I always loved Jerry Clower, the fertilizer-salesman-turned-country-comedian from Route 4, Liberty, MS. His humor was down home and always resounded with a ring of truth. And you could listen to Jerry Clower with your mama and 'em and never had to worry about being embarrassed.
He earned his reputation telling stories about coon hunts and lightweight McCulloch chain saws and, of course, the adventures of his childhood friend, Marcel Ledbetter. A lot of his stories, however, were rooted in the social discourse of the day. One of my favorites involved an encounter he had with Gloria Steinem during the early days of the feminist movement.
It seems that Jerry and Steinem were thrown together backstage before each was to appear on a television talk show. They struck up a conversation and Jerry learned that the "she-coon of women's lib" as he called her intended to liberate women and free them from their subservient state in life. She told him that all women in America were oppressed and that she intended to help them all.
Jerry's response went something like this. He said, "Mizz Women's Libber, let me tell you about Mama (his wife). Mama don't get up until she's ready to get up every morning. She can get up with the chickens or she can sleep 'til noon and have breakfast in bed if she wants to. It's her choice. All she has to do is ring a bell and tell the maid what I have hired to wait on Mama what she wants to do. When she does get up, Mama has TV sets in the kitchen and the bedroom and the living room and can watch television standing, propped up or laying down, whichever she chooses. If she wants to go somewhere she can go outside and get in her brand new Lincoln Continental and go shopping or anywhere else she wants to go."
Clower concluded with, "Mizz Women's Libber, Mama don't want nobody messing with the deal she's got."
Now I told you that to tell you this. We in the United States of America enjoy the best health care the world has to offer. We have the best doctors and they are more accessible than in any other nation on Earth. Our health care system was built on the bedrock of free enterprise. There are problems, to be sure, and changes are in order. We, the people, need to find a way to help make health care more affordable and to make insurance coverage more readily available to all our citizens. However, we do not need to reinvent the wheel or throw out the baby with the bathwater. Nor do we need to demolish the free enterprise system upon which our medical system was built.
I have been blessed with good health. I rarely need to see a doctor, but when I do, one is always available and I don't have to have the permission of some bureaucrat in Washington D.C. to see him - or her. Once a year I go in for a physical examination. If something comes up in between I can make a call and get an appointment within a few days. If I have an emergency I can usually be seen immediately. If not, there is a hospital right across town that, by law, cannot turn me - or anyone else - away. If I have a male problem I can see my urologist. If I have a heart problem I can see my cardiologist.

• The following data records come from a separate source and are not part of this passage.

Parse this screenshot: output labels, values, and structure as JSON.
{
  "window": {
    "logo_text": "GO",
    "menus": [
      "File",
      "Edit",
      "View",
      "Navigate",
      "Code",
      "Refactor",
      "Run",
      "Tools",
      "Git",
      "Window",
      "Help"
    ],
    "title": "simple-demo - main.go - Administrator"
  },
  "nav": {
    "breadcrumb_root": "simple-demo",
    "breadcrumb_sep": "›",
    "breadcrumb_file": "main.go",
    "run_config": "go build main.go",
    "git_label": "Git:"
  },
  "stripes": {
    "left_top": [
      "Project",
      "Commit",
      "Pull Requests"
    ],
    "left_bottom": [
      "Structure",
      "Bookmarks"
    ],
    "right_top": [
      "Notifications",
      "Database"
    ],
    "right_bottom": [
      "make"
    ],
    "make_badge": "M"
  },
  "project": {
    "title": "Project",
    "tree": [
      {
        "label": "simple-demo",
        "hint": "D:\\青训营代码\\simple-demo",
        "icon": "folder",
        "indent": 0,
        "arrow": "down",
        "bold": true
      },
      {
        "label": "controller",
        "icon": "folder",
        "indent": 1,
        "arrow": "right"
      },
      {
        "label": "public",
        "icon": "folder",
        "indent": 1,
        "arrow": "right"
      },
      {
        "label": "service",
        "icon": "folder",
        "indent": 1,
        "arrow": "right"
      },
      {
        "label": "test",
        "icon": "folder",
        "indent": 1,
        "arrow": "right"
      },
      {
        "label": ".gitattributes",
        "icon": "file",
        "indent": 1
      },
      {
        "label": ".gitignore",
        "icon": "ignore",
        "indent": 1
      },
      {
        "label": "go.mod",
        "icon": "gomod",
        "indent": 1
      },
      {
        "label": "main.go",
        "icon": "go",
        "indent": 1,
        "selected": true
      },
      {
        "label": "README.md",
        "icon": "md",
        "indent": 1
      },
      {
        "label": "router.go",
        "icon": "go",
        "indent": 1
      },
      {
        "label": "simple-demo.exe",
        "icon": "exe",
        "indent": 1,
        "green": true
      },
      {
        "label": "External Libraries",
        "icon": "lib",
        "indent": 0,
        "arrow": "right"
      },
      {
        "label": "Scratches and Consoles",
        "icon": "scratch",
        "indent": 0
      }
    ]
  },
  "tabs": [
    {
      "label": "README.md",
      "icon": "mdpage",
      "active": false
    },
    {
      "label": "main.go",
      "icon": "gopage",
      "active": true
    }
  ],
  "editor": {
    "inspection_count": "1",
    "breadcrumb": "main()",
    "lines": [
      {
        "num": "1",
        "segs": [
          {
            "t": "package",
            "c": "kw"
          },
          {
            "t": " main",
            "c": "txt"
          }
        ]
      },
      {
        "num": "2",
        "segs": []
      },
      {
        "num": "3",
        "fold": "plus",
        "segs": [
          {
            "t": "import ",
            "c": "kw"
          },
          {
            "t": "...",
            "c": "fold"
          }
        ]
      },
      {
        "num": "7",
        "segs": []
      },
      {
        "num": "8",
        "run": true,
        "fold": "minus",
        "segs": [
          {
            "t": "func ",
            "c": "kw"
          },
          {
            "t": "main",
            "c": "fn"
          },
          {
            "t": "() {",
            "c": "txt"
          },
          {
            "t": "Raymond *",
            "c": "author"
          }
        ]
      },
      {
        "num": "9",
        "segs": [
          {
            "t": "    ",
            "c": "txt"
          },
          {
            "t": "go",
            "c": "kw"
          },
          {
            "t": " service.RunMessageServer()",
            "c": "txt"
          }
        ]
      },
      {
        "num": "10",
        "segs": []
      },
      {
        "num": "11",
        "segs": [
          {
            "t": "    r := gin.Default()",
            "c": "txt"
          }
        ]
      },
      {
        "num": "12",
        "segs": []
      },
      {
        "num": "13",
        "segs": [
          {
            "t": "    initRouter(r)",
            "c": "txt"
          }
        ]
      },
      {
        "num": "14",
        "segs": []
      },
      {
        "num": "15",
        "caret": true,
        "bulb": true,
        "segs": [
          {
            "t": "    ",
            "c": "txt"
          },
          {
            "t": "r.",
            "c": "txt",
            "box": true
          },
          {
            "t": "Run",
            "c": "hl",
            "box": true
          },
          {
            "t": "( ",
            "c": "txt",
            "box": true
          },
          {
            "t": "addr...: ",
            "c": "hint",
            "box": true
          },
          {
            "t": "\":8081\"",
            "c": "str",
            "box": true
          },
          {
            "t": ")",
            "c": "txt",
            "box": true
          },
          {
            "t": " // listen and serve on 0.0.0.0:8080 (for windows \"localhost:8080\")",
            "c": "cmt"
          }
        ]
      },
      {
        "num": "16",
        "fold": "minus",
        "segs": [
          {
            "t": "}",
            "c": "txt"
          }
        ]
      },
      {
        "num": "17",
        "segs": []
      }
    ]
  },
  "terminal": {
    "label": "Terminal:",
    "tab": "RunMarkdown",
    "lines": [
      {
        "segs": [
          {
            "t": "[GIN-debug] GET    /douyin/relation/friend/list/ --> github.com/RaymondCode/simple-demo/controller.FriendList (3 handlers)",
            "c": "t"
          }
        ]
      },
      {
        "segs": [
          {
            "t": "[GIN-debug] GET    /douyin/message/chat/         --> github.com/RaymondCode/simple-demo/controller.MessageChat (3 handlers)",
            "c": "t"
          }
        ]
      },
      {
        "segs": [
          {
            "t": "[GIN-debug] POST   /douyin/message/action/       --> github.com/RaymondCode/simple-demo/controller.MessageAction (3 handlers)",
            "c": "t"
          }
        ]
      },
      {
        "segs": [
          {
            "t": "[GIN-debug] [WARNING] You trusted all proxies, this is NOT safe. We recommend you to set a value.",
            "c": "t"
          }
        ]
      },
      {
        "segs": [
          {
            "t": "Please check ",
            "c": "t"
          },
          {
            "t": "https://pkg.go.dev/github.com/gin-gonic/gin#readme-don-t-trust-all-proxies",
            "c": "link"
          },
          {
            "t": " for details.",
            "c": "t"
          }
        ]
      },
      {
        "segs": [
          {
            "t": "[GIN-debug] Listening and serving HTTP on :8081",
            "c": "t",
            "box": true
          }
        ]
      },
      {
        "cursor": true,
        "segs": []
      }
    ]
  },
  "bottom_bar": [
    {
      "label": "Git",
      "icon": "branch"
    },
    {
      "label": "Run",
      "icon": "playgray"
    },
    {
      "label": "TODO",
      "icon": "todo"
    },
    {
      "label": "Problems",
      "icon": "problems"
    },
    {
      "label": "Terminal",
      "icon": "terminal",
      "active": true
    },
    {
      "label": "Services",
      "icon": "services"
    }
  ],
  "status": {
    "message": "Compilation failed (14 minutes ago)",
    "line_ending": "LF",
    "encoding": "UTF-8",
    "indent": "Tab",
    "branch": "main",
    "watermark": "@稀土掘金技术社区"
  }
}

If I have a stomach problem, I can see a guy about that. If one of the bumps on my arm looks funny I can see somebody about that. Twice a year I get to visit my very lovely dentist and have my teeth cleaned and if I should develop a cavity, I can get it filled. I have used the same physicians for decades. They know me and I know them. You get the picture.
When Hannah Fouts pushed my son down on the playground and broke his arm, we got it fixed the very next day. When my son smashed his sister's face in the door, we got her sewn up that very night. When my lovely wife, Lisa, needed tumors removed from her breast, we didn't have to wait six months for the government to say it was OK. When my mother was old and dying she was still afforded the best care available. She was not denied treatment because it wasn't financially feasible to extend her life.
A few years ago our youngest child, Jenna, suffered a ruptured appendix. There were complications and she needed a very complex surgical procedure. She stayed in the critical care unit of Atlanta Children's Hospital at Egleston for a week or so. After she came home she had lots of medicine to take and many follow-up visits. She was under the care of a physician for about six months. Her bills totaled $50,000. Our share was the initial $125 check we wrote at the emergency room the night we initially took her in.
Mr. President, I don't want nobody messing with the deal I've got.